Primitivism, Cubism, Abstraction: The Early Twentieth Century by Gill Perry, Francis Frascina and Dr. Charles Harrison was first published on May 26, 1993 and is available for purchase through the Yale University Press with ISBN 0300055161.

Picasso Looks at Degas – A Review

picassoArtists will often look at, admire and even borrow from other artists to create their own style and ideas. For Pablo Picasso, this was Edgar Degas. His admiration bordered on near-obsession and even went on to extend to Degas’ personality.

Picasso not only borrowed from the artist that he so admired, but he also took from and reworked some of Degas’ works, including the brothel mono-types that Picasso would acquire during the later years of his artistic career.

Comparing Degas and Picasso

It is evident, by looking at the body of work from both artists, that they both were obsessed with the female figure which they both portray in the form of dancers, singers and prostitutes. Degas tended to favor capturing the female form with the portrayal of ballet dancers and singers. Some of his more famous works include L’etoile and The Singer in Green. Comparatively, Pablo Picasso is more widely associated with works such as Les Demoiselles D’Avignon, a cubist portrayal of the ladies that composed a scene consisting of prostitutes. Some scholars have since made a connection between Picasso’s work and that of the court portraits of Spanish painter, Velazquez.

Degas and Picasso Exhibitions

This exhibition catalog is from the Sterling and Francine Clark Art Institute located in Williamstown, MA which hosted the exhibition that depicted the influence of Edgar Degas on Pablo Picasso. The exhibition lasted from June 13, 2010 until September 12, 2010. It was a joint project between the Sterling and Francine Clark Art Institute and the Museu Picasso, Barcelona. According to the Clark Institute website, it was funded in part by a grant from the National Endowment for the Arts, an indemnity from the Federal Council on the Arts and the Humanities, and with the special cooperation of Fundación Almine y Bernard Ruiz-Picasso para el Arte.

About the Author

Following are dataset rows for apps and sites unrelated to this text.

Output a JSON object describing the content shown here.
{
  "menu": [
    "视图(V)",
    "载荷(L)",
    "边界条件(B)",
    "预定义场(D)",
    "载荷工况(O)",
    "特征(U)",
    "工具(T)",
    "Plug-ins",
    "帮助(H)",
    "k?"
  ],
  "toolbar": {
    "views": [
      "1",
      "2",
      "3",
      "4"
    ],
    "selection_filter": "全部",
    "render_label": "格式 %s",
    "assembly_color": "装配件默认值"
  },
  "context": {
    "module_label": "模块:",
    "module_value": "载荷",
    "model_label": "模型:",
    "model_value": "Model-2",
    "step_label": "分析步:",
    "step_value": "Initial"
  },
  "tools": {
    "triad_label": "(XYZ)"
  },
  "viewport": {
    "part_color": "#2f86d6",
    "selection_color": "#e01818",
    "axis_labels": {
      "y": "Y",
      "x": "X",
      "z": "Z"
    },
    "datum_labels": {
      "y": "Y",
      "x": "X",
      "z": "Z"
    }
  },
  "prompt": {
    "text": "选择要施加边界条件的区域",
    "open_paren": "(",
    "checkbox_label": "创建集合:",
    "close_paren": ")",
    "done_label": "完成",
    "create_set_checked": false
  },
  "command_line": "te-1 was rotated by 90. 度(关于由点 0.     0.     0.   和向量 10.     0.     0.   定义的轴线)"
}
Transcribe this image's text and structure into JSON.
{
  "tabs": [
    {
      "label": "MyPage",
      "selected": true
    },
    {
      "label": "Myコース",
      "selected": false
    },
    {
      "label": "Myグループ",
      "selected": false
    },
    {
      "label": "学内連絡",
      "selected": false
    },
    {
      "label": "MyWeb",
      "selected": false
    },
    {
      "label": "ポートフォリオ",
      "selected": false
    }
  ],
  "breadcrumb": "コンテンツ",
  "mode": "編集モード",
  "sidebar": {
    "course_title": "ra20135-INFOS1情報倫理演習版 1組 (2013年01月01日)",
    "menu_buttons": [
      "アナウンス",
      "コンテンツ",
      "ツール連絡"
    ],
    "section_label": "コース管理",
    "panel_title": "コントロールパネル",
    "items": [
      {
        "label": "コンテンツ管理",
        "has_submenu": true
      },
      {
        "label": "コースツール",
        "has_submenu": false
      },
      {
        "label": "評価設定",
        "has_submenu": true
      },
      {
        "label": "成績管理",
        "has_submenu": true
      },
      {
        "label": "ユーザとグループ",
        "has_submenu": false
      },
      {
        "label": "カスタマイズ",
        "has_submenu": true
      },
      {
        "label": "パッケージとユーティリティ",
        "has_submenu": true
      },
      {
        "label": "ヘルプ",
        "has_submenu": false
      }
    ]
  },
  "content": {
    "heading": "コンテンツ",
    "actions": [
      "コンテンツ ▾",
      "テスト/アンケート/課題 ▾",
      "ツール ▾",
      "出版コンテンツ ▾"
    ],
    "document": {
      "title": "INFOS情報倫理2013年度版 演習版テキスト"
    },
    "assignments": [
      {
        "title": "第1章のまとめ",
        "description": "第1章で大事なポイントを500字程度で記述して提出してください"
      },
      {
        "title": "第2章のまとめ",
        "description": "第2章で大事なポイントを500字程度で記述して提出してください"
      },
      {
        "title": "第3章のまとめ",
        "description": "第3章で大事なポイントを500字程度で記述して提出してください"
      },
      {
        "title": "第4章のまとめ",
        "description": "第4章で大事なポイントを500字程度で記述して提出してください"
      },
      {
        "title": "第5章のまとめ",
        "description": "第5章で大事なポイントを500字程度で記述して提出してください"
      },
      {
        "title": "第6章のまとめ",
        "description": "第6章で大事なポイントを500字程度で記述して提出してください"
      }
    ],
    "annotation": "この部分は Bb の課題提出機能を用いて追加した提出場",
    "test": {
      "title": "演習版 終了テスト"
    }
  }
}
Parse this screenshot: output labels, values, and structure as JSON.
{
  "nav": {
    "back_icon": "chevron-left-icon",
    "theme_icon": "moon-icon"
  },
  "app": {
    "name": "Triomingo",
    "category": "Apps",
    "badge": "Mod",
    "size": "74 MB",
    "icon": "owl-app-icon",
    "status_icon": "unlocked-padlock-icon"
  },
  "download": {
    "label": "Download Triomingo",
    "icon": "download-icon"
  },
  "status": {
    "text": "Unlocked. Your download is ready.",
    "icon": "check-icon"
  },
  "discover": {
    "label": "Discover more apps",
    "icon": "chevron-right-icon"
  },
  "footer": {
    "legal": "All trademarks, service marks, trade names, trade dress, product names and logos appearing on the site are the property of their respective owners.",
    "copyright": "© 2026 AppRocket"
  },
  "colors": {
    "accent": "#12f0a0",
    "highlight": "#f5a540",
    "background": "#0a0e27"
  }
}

According to amazon.com, “Elizabeth Cowling is Professor Emeritus of History of Art at Edinburgh University, and an independent scholar and exhibition curator. Richard Kendall is Consultative Curator of Nineteenth-Century Art at the Clark, as well as an independent scholar and exhibition curator. Cécile Godefroy is a researcher at the Fundación Almine y Bernard Ruiz-Picasso para el Arte in Madrid. Sarah Lees is Associate Curator of European Art at the Clark. Montse Torras is Exhibitions Coordinator at the Museu Picasso in Barcelona.”

Picasso Looks at Degas by Elizabeth Cowlin, Mr. Richard Kendall, Montse Torras, Sarah Lees and Cecile Godefroy is available for purchase through the Clark Art Institute with ISBN 0300134126. It was originally published on July 13, 2010.